TASK TO CARRY OUT
Work out how many lines in the records include the word "Details", then answer with nothing but that number.

WORKING DATA

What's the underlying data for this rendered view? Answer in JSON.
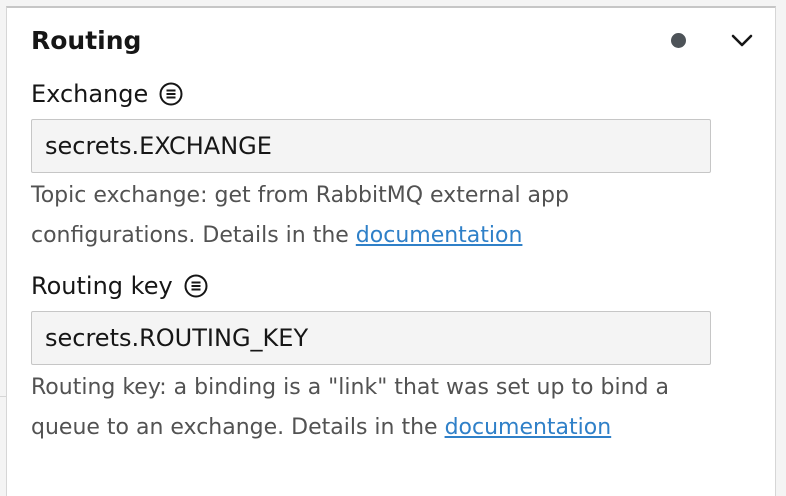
{
  "section": {
    "title": "Routing",
    "status_icon": "dot-icon",
    "collapse_icon": "chevron-down-icon"
  },
  "exchange": {
    "label": "Exchange",
    "label_icon": "variable-icon",
    "value": "secrets.EXCHANGE",
    "help_text": "Topic exchange: get from RabbitMQ external app configurations. Details in the",
    "help_link": "documentation"
  },
  "routing_key": {
    "label": "Routing key",
    "label_icon": "variable-icon",
    "value": "secrets.ROUTING_KEY",
    "help_text": "Routing key: a binding is a \"link\" that was set up to bind a queue to an exchange. Details in the",
    "help_link": "documentation"
  },
  "colors": {
    "link": "#2f80c8",
    "status_dot": "#4d5358",
    "input_bg": "#f4f4f4"
  }
}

SOLUTION
2